Yes, it’s easier said than done, and we hear it over and over, but it’s true: losing weight and maintaining your ideal body weight are a large part of relieving arthritis pain and remaining healthy and mobile throughout your life. The Arthritis Foundation puts it into perspective: “Losing just 10 pounds of body weight takes 30 to 60 pounds of pressure off the knee.” Less pressure on joints equals less pain!

Medical Treatment

Over-the-counter and prescription medications are available for arthritis pain relief. According to the Arthritis Foundation, “The American College of Rheumatology (ACR) recommends acetaminophen as the initial treatment for osteoarthritis of the hip and knee.” If acetaminophen doesn’t take care of your pain, talk to your doctor to find out which prescription medication, if any, is right for you. There are various prescription pills, injections and creams that can assist with reducing pain and swelling.

Sometimes, when pain can’t be relieved by other methods, surgery may be necessary to replace worn out joints, such as knees or hips. Often, those who’ve suffered from severe arthritis symptoms find they have less pain and better motion after surgery.

Non-medical Treatment

The list of alternative pain relief methods for arthritis is long, and some treatments may work for one patient, but not for another. One simple pain relief method is hot or cold compresses or soaks. You may prefer one or the other, or rotating both back and forth between hot and cold.

Certain nutritional supplements may be helpful. Some studies have found the supplements glucosamine and chondroitin may help relieve pain or even build stronger joints. Also, fish and fish oil supplements have natural anti-inflammatory properties, which may help reduce swelling in joints.

Acupuncture has even been found to relieve pain in some patients. The Arthritis Foundation says, “The largest acupuncture study ever conducted shows that the technique significantly reduced pain and improved function for 570 patients with knee osteoarthritis who had moderate or severe pain despite taking anti-inflammatory or pain medications.” But as with many non-medical methods, it took time before those in the study noticed any pain relief, so don’t give up too quickly when trying alternative methods of pain relief. However, if you don’t notice any relief after six months or so, it’s time to try something new.

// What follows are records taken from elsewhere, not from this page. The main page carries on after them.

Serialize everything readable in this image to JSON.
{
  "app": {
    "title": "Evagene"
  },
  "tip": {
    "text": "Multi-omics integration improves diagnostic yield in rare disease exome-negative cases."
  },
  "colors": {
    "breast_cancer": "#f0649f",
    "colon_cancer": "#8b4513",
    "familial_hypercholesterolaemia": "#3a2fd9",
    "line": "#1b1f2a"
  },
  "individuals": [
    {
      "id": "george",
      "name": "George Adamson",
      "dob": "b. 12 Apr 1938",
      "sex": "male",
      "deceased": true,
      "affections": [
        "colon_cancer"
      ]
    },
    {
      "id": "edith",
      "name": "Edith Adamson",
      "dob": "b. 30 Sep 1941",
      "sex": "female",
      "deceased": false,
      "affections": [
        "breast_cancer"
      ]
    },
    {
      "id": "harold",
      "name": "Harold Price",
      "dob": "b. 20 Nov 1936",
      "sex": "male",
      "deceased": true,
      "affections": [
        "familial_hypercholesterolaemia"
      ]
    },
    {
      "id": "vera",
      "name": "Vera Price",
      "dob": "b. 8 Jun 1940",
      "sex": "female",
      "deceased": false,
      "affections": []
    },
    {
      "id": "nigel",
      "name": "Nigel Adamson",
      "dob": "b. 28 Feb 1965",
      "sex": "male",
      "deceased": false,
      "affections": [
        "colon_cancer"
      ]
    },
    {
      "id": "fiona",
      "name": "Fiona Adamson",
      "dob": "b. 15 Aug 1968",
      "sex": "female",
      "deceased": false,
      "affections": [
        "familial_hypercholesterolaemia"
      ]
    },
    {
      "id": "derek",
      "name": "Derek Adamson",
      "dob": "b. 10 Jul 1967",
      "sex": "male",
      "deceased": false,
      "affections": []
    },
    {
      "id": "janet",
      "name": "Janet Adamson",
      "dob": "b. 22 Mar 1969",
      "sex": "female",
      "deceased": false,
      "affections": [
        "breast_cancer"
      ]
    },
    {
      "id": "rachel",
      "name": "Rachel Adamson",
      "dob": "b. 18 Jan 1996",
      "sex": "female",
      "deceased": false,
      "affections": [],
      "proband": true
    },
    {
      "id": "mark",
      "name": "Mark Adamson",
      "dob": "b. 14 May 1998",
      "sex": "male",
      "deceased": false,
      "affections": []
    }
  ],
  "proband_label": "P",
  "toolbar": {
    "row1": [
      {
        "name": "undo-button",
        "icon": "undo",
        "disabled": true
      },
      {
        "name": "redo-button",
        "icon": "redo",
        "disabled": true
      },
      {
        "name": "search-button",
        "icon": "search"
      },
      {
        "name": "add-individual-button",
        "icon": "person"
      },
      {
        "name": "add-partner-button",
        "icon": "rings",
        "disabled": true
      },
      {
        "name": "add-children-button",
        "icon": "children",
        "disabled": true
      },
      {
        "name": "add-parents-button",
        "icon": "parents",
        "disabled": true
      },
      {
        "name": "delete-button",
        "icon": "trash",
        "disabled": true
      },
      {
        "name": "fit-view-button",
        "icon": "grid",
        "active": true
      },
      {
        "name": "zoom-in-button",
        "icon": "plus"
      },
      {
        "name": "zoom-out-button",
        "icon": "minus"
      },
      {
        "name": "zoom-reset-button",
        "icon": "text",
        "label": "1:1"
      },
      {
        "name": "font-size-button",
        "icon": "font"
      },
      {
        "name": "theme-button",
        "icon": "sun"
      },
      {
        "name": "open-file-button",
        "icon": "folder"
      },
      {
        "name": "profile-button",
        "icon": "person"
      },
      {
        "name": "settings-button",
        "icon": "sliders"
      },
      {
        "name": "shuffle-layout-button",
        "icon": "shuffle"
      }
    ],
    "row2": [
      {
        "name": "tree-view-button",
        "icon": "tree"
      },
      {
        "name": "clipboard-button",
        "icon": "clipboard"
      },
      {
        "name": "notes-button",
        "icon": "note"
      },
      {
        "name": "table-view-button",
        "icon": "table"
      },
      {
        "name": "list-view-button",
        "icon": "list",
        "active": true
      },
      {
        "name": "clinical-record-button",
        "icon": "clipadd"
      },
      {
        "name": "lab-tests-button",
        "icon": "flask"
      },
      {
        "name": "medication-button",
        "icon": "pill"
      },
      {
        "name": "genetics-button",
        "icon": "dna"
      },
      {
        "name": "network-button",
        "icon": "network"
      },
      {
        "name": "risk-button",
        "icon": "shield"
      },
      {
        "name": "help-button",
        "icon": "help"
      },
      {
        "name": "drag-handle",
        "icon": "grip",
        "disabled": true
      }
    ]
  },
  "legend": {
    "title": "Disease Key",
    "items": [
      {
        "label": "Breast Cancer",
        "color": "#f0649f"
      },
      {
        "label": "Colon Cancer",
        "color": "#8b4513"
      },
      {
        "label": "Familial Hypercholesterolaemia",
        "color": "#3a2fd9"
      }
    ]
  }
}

Positive Attitude

A positive attitude makes a big difference in your health. Depression and discouragement lead to inactivity, which can lead to more arthritis pain. The Center for Disease Control points out that 18% of patients with arthritis suffer from depression. Pain is discouraging and you are not alone. Keeping a positive attitude, despite the pain you may feel, can help motivate you to keep trying different methods of pain relief and to keep enjoying life, no matter what. Consult with your doctor to see if anti-depressants might help. Most of all, embrace the positive things in your life, surround yourself with good friends and family members, participate in your favorite activities as much as possible—and if you can no longer do certain activities, find new ones that you love.

Arthritis pain can be discouraging and overwhelming. Reach out to those you love who may be suffering. Show compassion. Listen—and don’t try to dismiss their pain. Arthritis pain is real.

If you suffer from arthritis, consult with your doctor and make your health a top priority. Take action and start working today to find a combination of pain relief methods that work for you.

Read more about arthritis:

“Arthritis: Not an Inevitable Part of Aging”

“World Arthritis Day”